There is an instant attraction but of what kind? She makes you question the logic behind her character, how she’s too energetic for the family, too out there, too ‘normal’. But at the same time it makes perfect sense – almost as if she’s the mother Old Dolio never had but always wanted. Warm, loving, caring and kind. Someone who cares about her feelings, someone to be close to when she’s hurt – something she could never get with her own mother. Something as small as being called ‘sweetheart’, ‘hun’ or ‘baby’ to Old Dolio, is worth a thousand dollars.

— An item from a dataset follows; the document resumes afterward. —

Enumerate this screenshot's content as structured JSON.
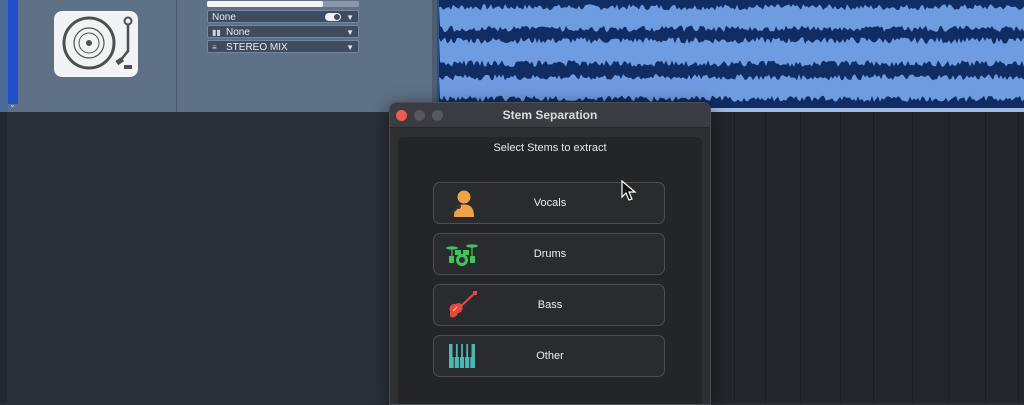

Kajillionaire is funny, satirical and quirky. It excites you, but without being too melodramatic. But at times it’s heart-breaking and tragic. It pulls you into a sense of anger as the real world becomes more visible – bringing devastating consequences to life. Rodriguez and Wood are brilliant together, effortless and dynamic as is Debra Winger and Richard Jenkins. The script is clever, fun and honest, along with the carefully edited sequences and stunning cinematography. The style of filmmaking by July is very unique, open and provides you with a sense of honesty. Kajillionaire is a remarkable film, simply beautiful and heart-warming. It’s definitely a must see – even just to take your own mind off the reality of the world right now. There can be some happiness, even if it’s just on film.